But when she approached them in September, it turned out that they had done their own research. Her ex-boyfriend, to whom she had sent a copy of
Dianetics, had tipped them off.

It was he who said, 'Do you know what you are getting into?'” she told the court. Her family showed her press cuttings critical of the movement.

In the end I realised I had fallen into a system that wasn't necessarily what I was looking for... I didn't realise it was going to cost so much money.”

Her family persuaded her to break with Scientology. “I phoned to say that I didn’t want to continue. They asked me why, but I didn't want to talk about it.”

Although they called back and tried to arrange for a meeting in a café, on the advice of her family she refused the meeting. They also put her in touch with UNADFI, who advised her from that point on.

Looking back, she said that when she got involved in Scientology she had been going through a bad time in her life. “I was depressed. I had just suffered a break-up: I wasn't well.

They took advantage of my weakness, of my psychological state... for me, the aim [of Scientology] is to use people, to use their weaknesses to get their money.”

And after her experience, how had she felt, Judge Château asked. Completely undermined, said Malton: tired, oppressed, constantly pursued. She felt washed out, worn out, destroyed.

But why had she not been able to resist, the judge asked? “You are caught up in a system in which you are bathed in the glory of Scientology and you can't do otherwise but continue,” she replied.

She was close to tears again when she described her problems after her brush with Scientology.

I had trouble rebuilding my life.

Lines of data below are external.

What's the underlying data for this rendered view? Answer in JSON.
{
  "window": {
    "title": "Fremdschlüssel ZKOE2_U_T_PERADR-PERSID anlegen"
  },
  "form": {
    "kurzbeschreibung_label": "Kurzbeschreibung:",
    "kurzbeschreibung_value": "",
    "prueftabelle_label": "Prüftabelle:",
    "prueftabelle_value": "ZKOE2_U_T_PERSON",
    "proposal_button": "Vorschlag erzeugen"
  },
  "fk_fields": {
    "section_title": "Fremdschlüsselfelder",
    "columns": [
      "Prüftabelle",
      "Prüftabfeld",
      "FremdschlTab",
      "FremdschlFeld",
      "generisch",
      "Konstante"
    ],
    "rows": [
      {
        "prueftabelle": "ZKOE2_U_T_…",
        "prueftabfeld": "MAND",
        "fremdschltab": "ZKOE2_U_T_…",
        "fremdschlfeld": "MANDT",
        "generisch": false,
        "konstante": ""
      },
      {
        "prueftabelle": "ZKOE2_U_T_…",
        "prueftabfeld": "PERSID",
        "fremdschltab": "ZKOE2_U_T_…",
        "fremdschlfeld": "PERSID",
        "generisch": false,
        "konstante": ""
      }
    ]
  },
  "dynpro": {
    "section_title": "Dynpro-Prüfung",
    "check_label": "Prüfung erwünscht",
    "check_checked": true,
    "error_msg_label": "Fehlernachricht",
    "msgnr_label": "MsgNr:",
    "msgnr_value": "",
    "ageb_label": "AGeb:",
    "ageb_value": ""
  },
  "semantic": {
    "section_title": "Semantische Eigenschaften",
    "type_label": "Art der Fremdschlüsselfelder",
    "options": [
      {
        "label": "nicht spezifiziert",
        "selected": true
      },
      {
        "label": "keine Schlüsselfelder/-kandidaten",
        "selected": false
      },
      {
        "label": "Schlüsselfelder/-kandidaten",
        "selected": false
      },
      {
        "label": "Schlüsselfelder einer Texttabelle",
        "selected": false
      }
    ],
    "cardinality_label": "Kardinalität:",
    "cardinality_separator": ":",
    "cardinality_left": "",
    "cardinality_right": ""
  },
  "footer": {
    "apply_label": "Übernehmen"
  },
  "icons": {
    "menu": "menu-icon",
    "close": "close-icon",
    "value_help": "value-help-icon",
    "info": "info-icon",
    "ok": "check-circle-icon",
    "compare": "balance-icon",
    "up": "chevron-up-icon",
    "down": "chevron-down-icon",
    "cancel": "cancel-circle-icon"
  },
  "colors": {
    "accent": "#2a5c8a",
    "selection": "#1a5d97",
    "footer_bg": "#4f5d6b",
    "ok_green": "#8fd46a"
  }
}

I wasn't sure of myself and then I was completely destroyed... I had trouble trusting people again.”

And why, after all these years, was she still a plaintiff in the case?

I think that I represent the people who can't appear before the court, because you realise you are manipulated by people and that has to stop: whether it is Scientology or any other cult, it is mind control [manipulation mentale] and it has to stop.”

Next in the series: Defendant #1: the Facilitator 
1   An appeal court ruling in an earlier case involving Scientology in Lyon provoked a major controversy when it appeared to acknowledge Scientology’s religious status. That prompted the then interior minister Jean-Pierre Chevènement to retort that it was not for the court to decide. The Court of Cassation, France's highest court, later quashed that part of the appeal court judgment.

2   One of only two remaining individual plaintiffs: the Order of Pharmacists in France had also registered as plaintiffs concerning the charge of illegal exercise of pharmacy.